Perhaps the "boycotters" couldn't afford bus fare up to Albany where the protest should have bben held.They don't need a PR firm just a copy of "Bonfire of the Vanities"
No doubt Albany is destroying racing in New York, probably unintentionally.The general lack of interest in what the everday player wants is alarming, even on the NYRA front. Too many minutia type issues being publicized by the "new" NYRA. I've asked about the following on more than one occasion.I'm a small whale but am close to many much larger ones and regular every day players, just for the sake of this conversation. 1.Updated info on track maintenance esp this relativley new back-raking procedure which has caused raw times to be slower by 10-15 lenghts on many days during the winter meet.Surely Tom Durkin/ Little Andy or someone could take 30 seconds extra each day to embellish on "the track is sealed" etc etc. How about having Asst track super Joe Petrucione on once in a while to talk track maintenance stuff? 2. The often embarrassing winter racing cards which are unplayable for anyone playing serious money.Racing in NY must cease for at least 4 weeks during early winter.C heap maiden claiming NY bred races are driving players away. Don't NYRA get it? 3.Whats the status of late odds drops(during the race) and whats be done to ensure we are not being past posted? 4. Why is it so difficult to publish a day or so later, where a large pick six ticket(s) was sold and what was it's cost.The info is there, whats the problem. Those of us who wish to know have our reasons. I could go on but the truth is that I doubt that anyone at NYRA would even undersstand why such things are important to many regular players, small and large. The single largest problem for Albany and NYRA is there overall lack of understanding that the wagering/gambling public is totally ignored, without a voice and heading elsewhere. I know,they don't care. Mike
Something to ponder. Which of the 3 major circuits is the LEAST worst? 1. NY 2. KY 3. CA If it's not one issue, it's another: Surfaces, VLT's, meds, bankruptcies, takeout or some (fill-in-blank). Seems like a fan should just enjoy it while it lasts.
Steve im in agreement with durkin fan. Hopefully we wont see someone on the track during the preakness undercard trying to punch out a horse.
I appreciate your disclosure the etiology of the term "boycott."
I think you left out one of the injured parties in last Sunday's boycott. That is the NY State Tax Collectors. We just get so much in return from them that it's really a shame to see them targeted in this manner.

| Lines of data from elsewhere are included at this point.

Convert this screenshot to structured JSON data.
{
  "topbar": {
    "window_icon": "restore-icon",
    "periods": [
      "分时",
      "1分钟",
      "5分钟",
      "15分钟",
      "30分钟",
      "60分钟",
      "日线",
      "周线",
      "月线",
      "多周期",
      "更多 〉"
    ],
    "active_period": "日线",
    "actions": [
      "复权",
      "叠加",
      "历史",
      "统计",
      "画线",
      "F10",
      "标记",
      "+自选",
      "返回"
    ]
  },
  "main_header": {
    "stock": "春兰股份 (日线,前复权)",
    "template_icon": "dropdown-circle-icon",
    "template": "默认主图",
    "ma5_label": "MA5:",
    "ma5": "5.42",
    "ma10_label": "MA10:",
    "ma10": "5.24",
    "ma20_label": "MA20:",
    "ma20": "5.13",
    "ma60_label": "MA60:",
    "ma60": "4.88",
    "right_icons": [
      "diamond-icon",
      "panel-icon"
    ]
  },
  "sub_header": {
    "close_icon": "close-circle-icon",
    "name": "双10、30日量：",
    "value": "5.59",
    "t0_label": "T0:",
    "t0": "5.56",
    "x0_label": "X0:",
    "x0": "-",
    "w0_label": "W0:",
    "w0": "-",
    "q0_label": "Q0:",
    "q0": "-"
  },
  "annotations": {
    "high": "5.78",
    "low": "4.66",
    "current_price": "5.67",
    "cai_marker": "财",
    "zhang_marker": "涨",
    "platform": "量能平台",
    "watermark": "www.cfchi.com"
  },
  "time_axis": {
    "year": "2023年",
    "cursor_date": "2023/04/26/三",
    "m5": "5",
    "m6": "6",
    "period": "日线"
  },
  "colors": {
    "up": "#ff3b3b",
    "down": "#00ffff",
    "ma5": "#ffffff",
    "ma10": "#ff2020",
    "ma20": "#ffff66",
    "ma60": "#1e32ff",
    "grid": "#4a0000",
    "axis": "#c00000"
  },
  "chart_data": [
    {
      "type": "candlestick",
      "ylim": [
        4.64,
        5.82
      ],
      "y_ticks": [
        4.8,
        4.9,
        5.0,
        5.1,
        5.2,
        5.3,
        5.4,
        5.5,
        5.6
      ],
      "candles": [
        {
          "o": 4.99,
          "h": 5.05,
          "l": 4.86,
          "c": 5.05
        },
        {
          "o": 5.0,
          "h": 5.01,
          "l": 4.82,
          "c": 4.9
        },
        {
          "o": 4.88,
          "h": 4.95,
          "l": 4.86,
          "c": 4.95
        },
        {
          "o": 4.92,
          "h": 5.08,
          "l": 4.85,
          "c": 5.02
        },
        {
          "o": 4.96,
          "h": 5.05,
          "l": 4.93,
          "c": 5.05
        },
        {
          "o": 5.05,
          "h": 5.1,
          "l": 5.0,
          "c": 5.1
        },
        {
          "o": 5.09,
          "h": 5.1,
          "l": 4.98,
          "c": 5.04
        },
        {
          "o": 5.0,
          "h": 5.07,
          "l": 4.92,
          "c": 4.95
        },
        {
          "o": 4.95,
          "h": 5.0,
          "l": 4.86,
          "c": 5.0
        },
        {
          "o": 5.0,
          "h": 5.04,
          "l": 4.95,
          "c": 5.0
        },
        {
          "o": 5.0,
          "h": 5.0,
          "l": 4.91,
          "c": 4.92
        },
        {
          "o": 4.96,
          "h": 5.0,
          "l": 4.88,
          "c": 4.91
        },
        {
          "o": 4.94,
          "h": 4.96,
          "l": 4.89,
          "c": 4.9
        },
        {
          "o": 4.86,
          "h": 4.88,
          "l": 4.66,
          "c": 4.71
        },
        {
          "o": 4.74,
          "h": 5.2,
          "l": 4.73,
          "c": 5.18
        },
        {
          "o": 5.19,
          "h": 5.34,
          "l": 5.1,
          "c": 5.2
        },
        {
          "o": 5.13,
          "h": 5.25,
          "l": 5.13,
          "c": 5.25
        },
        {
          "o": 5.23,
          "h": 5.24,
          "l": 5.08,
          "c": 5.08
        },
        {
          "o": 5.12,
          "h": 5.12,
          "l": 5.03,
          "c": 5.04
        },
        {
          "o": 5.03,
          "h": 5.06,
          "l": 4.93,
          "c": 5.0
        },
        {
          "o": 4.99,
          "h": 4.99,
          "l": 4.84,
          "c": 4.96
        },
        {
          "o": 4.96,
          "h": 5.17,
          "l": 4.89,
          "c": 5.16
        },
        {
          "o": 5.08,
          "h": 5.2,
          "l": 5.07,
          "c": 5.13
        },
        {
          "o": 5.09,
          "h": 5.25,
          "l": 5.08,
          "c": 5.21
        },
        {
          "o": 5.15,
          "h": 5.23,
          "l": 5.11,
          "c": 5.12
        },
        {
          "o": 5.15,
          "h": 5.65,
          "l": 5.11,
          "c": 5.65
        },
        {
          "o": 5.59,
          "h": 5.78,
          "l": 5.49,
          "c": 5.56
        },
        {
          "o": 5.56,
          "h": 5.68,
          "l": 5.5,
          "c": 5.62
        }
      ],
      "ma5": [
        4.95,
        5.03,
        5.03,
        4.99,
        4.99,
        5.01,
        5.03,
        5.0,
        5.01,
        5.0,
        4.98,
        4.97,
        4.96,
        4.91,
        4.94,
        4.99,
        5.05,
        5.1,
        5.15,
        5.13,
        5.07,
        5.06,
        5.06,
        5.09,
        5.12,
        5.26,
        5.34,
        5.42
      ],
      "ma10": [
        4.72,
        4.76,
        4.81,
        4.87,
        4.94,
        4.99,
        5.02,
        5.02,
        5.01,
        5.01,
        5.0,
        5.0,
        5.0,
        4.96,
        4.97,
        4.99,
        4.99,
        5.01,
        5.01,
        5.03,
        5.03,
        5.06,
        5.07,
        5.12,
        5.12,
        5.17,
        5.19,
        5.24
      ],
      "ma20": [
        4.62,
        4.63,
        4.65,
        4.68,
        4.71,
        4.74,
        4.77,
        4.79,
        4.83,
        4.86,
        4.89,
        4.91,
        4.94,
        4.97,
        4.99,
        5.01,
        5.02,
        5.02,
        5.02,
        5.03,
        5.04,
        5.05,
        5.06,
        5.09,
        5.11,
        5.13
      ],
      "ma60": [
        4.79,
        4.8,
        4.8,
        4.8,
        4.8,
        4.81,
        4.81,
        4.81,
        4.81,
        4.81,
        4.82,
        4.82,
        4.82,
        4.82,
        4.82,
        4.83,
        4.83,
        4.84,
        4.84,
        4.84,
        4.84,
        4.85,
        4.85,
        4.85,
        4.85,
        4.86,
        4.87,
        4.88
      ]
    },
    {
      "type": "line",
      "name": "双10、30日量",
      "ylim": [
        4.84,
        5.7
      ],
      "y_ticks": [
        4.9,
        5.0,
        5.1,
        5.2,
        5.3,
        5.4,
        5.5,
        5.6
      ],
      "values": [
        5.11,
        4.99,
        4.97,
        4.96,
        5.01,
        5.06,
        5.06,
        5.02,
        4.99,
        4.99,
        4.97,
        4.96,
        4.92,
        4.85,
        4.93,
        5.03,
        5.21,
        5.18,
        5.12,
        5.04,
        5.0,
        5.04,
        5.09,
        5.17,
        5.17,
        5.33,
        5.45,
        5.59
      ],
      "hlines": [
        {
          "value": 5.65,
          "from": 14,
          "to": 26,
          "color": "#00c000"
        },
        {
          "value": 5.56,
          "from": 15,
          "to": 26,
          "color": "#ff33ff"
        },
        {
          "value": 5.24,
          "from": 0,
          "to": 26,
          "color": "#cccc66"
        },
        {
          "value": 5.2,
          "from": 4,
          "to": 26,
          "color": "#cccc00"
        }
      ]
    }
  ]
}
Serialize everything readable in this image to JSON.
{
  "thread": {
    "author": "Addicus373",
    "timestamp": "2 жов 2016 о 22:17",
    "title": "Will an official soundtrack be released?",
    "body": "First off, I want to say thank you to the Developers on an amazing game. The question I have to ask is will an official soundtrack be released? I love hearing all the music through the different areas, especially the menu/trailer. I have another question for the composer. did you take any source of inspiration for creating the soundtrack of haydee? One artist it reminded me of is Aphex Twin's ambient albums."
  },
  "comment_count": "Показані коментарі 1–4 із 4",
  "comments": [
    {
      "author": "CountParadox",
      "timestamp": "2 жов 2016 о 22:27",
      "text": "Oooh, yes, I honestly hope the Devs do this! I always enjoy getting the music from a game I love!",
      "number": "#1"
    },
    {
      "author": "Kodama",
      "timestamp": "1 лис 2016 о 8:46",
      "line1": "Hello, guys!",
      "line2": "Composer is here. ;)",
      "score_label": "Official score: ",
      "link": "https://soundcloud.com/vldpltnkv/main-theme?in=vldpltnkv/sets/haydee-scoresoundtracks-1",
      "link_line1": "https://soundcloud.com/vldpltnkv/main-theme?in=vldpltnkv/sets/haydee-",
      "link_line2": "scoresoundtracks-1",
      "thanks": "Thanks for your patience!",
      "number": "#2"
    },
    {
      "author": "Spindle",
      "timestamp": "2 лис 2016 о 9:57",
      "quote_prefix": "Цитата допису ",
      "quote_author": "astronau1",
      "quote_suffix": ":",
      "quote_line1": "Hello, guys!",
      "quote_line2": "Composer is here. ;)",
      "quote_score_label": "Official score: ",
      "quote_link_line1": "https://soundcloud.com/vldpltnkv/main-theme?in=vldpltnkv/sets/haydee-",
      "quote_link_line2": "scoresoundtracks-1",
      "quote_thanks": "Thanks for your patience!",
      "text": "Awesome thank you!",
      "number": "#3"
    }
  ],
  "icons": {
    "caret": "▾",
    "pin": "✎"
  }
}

With all due respect to Steve Zorn, the fans fund the show. If they make a substantial stand...a boycott...the policymakers would take note...at least at the point where revenue suffers. Now I'm not naive enough to believe they could ever organize such a stand. The lack of organization with the key players...the fans, trainers and owners always astounds me. These stakeholders allow themselves to be dictated to by a fiefdom of other self interested stakeholders. I'm a lobbyist - healthcare - but a fan who sees the need for a real coalition to take on folks who are not interested in the long term health of the game...but want to make the biggest buck today. I've actually drafted a white paper on reforms...but who is going to listen?